This is telling us that not only are our views of the world constrained by the extent and acuity of our physical senses, it is also constrained by the extent and acuity of the instruments that we use to augment our physical senses. And just as humans we trust some of our sensory inputs more than others, as professionals we learn to trust the equipment, processes and methodologies that we have learnt, and we are reluctant to accept evidences from other disciplines that rely on different equipment, processes and methodologies. The so-called scientific method is not unbiased and we all have a vested interest in accepting the evidence that we have become comfortable with.
We have seen then that what we see as the outer reality of the world is actually an inner construct of the mind. Such a construct varies with the individual. It varies from individual to individual with the filtering of sensory inputs, the brain preferences and the paradigm through which the person views the world. We now know to be doubly cautious about making assumptions about our fellows. Not only are our assumptions about their motives likely wrong, but more importantly, we have found here a principal underpinning of their functioning as humans, their world view, their construct of reality, may well be markedly different from our own.
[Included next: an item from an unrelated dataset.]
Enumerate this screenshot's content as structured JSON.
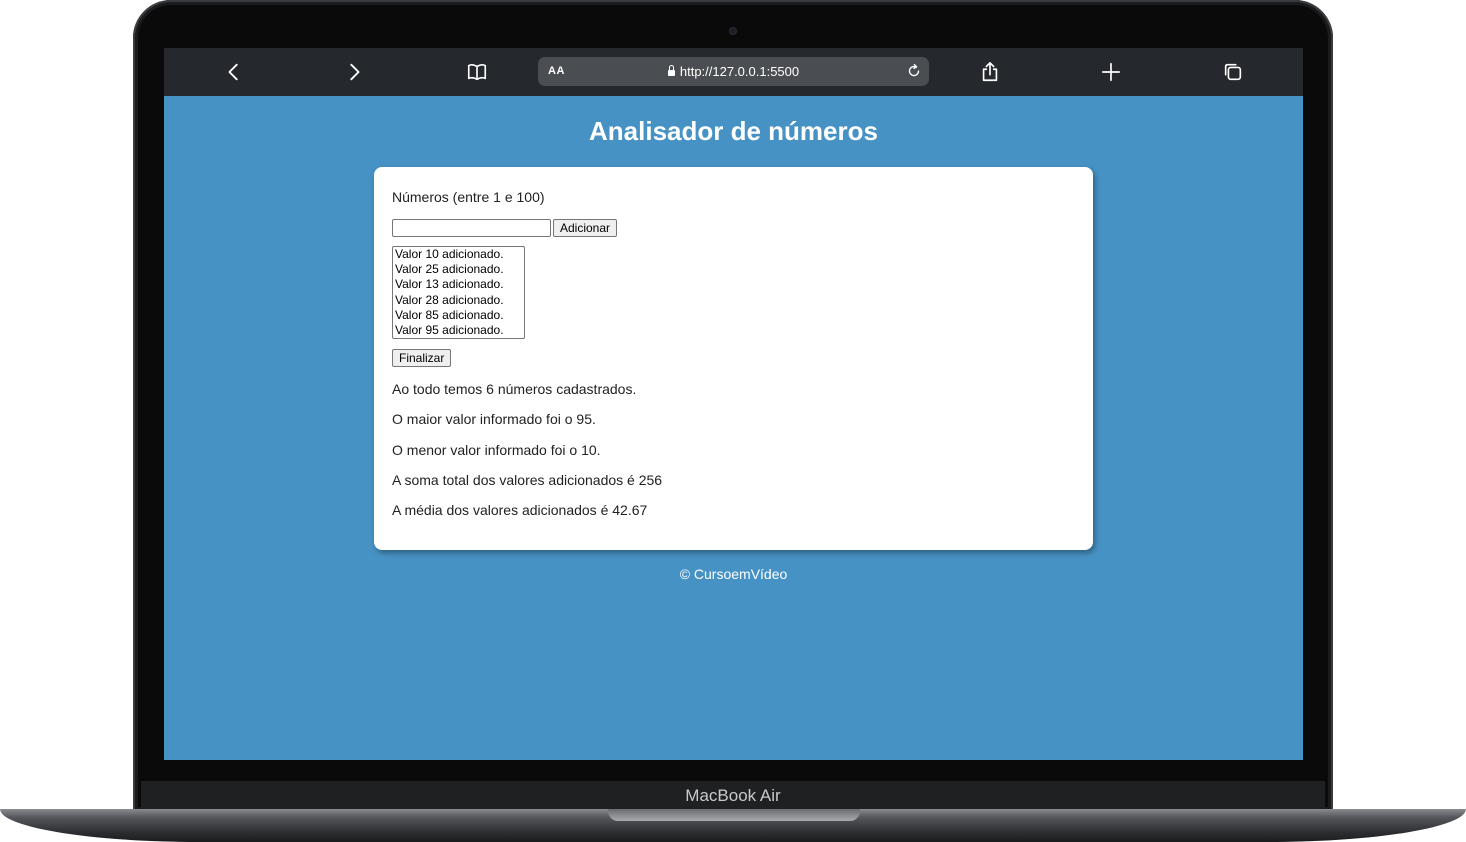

Many of us go through our lives not aware of the fact that others have these different pictures of the world and therefore we can’t understand when they act differently to us. Because we think they see the world in the same way, their behaviour seems aberrant and we will judge them as stupid, naïve, perverse, or just plain mad. So even coming to know that others have different world views is a huge step to understanding other human beings and facilitates a greater tolerance and understanding. Being able to empathise with others requires an ability to visualise a world view more like theirs. For all the reasons mentioned above, it is impossible to see the world exactly as others see it. This problem is nicely explained by Ross (quoted earlier) who when talking about his exploration of Native American Indian reality said, “This then is the nature of the task at hand: learning to go beyond what we think we see and hear to ask what a person from a different culture and with a different reality is truly trying to tell us. I believe you understand what you think I said, but I’m not sure you realise that what you heard is not what I meant.”